* DESCRIPTION OF THE TASK *
Only the lines holding the word "options" are wanted; copy each of them from the listing.

::::::

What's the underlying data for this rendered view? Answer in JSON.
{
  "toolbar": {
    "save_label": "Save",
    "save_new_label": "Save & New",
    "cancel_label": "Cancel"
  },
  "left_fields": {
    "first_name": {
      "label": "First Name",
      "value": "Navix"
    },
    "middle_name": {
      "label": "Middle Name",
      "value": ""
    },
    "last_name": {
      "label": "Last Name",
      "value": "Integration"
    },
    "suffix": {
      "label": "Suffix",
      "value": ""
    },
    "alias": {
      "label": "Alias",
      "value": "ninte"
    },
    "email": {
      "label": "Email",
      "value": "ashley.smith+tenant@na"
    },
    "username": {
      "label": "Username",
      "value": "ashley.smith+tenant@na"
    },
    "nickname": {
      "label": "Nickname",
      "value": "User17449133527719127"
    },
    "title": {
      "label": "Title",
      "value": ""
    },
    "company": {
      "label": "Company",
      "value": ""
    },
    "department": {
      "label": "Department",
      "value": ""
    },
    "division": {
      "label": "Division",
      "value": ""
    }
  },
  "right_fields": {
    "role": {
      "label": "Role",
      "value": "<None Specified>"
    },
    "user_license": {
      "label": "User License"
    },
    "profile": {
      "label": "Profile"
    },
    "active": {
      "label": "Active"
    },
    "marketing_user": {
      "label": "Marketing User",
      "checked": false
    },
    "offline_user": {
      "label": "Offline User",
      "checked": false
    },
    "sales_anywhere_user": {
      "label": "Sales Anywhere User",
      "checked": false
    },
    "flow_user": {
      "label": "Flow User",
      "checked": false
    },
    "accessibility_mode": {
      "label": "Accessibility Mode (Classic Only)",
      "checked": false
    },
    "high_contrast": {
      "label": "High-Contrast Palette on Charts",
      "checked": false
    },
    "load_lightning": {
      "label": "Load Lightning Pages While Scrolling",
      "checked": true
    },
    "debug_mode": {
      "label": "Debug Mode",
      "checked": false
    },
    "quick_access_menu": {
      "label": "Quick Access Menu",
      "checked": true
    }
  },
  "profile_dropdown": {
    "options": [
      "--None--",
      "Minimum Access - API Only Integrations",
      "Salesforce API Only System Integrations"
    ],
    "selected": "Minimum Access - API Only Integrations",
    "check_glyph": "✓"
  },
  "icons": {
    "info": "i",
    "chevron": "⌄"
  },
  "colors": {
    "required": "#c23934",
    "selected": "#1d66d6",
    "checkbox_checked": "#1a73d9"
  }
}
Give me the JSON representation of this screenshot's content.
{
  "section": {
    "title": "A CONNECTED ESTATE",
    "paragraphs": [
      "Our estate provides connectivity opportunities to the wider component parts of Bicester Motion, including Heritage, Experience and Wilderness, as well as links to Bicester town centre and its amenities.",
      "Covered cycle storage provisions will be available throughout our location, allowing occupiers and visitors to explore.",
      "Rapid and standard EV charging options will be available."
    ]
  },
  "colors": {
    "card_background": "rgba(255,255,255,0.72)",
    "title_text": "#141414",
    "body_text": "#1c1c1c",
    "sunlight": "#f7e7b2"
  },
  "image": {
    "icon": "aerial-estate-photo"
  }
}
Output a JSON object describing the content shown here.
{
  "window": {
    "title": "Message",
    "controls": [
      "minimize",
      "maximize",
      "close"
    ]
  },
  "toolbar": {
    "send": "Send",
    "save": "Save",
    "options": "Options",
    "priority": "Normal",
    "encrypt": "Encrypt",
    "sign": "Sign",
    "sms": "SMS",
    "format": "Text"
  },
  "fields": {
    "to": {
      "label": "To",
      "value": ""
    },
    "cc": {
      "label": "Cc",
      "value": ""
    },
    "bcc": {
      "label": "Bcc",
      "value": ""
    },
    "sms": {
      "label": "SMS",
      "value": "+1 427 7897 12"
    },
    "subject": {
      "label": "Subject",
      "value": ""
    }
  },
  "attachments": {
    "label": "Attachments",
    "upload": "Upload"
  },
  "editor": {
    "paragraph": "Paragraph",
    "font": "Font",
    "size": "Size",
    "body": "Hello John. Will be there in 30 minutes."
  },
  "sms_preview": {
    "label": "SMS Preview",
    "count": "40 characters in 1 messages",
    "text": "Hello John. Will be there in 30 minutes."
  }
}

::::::

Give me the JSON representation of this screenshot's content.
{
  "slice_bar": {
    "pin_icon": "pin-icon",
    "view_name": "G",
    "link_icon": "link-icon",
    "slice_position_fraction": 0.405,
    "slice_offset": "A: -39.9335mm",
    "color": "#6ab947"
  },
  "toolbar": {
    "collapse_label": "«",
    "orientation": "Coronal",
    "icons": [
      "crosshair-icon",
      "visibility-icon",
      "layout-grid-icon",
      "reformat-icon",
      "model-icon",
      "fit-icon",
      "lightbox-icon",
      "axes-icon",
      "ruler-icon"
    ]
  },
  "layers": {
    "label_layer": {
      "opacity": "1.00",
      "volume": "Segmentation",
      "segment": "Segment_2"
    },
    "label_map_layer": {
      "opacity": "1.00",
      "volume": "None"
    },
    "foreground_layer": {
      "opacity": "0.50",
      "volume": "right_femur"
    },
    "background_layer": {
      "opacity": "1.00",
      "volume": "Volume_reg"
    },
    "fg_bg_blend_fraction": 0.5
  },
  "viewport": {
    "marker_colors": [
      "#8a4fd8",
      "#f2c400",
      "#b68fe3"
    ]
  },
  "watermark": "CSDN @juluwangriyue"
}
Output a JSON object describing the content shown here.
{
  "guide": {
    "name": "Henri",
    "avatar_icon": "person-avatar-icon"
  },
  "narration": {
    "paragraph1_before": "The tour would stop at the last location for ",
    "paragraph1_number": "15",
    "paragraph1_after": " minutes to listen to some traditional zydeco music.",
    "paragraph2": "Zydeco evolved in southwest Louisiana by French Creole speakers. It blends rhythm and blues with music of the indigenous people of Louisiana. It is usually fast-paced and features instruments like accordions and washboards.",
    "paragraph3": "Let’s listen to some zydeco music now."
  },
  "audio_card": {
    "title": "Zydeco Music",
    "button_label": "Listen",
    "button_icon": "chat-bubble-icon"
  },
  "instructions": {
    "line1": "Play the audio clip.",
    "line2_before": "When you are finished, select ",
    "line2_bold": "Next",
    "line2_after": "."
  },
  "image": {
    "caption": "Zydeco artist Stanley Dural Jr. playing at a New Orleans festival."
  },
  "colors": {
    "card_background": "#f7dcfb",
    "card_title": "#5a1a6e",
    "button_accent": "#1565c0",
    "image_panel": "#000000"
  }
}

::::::

* RESULT *
    "options": [
      "Rapid and standard EV charging options will be available."
    "options": "Options",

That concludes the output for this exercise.